### Raw data ###

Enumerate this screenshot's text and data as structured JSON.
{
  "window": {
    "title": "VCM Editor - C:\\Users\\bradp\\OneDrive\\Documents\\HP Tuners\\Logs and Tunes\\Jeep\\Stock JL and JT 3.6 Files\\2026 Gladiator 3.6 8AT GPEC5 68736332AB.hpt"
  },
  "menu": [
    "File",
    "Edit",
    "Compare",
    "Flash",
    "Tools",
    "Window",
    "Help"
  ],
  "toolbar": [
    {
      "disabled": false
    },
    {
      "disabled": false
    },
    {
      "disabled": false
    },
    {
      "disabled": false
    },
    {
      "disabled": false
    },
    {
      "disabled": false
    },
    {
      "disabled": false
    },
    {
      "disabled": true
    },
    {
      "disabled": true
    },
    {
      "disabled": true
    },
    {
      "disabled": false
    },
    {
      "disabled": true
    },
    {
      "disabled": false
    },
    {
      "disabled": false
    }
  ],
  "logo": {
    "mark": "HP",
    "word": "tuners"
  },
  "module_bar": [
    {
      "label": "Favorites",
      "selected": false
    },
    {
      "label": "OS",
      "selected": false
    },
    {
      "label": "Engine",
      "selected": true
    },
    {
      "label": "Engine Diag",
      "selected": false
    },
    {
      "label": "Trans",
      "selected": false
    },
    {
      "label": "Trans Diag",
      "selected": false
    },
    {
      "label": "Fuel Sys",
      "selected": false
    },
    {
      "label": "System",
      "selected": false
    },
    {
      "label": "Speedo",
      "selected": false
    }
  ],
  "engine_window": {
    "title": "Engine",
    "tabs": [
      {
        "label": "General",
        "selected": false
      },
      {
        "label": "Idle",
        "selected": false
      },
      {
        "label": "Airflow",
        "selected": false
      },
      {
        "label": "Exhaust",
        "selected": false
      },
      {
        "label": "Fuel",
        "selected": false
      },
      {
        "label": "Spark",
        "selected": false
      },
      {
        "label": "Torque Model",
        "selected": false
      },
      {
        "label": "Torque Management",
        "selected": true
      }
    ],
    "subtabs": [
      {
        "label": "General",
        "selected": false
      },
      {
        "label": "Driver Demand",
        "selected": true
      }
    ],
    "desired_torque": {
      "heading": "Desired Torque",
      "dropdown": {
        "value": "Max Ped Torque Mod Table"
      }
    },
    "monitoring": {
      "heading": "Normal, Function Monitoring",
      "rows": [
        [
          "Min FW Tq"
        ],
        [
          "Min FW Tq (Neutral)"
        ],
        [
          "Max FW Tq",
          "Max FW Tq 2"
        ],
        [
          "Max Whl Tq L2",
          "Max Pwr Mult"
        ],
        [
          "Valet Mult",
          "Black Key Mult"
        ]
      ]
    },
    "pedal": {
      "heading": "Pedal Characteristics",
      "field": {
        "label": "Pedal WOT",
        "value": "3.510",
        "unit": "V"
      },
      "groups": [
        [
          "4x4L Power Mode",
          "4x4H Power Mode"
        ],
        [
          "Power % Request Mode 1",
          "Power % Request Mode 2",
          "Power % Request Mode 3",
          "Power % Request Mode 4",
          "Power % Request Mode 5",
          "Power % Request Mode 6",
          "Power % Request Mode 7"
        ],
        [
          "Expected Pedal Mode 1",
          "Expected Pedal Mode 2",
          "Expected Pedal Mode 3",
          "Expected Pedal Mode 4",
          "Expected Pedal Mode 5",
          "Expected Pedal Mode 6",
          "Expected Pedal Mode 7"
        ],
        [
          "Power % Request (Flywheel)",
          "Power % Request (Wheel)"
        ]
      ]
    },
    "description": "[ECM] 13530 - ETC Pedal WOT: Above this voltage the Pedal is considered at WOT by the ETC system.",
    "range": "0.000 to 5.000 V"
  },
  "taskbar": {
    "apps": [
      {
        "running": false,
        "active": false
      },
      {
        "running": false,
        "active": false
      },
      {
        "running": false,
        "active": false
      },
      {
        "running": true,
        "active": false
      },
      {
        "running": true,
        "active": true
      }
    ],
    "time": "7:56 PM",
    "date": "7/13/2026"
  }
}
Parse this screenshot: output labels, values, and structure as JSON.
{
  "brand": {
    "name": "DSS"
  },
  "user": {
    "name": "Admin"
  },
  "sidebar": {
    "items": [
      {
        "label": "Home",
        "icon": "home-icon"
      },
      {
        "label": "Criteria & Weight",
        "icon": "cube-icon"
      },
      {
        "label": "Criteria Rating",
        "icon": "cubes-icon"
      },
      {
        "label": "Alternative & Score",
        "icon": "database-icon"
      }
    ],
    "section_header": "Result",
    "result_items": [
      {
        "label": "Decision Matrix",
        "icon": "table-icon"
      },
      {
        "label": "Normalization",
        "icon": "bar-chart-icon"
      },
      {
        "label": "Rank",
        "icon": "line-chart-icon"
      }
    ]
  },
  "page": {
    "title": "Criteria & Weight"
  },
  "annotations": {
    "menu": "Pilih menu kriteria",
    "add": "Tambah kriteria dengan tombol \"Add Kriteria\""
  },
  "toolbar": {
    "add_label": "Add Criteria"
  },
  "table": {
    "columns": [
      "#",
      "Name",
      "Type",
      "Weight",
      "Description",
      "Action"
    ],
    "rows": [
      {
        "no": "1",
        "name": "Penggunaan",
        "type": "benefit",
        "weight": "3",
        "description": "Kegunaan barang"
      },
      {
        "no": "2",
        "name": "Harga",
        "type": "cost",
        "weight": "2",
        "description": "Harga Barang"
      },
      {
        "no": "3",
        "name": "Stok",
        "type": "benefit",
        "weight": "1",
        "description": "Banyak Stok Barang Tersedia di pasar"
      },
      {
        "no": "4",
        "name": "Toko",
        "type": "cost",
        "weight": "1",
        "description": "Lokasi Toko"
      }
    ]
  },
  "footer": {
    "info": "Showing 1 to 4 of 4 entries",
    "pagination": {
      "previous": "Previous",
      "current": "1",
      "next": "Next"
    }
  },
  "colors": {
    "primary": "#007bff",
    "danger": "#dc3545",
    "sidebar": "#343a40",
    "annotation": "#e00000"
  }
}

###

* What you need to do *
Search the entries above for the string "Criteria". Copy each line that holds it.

* Solution to this task *
        "label": "Criteria & Weight",
        "label": "Criteria Rating",
    "title": "Criteria & Weight"
    "add_label": "Add Criteria"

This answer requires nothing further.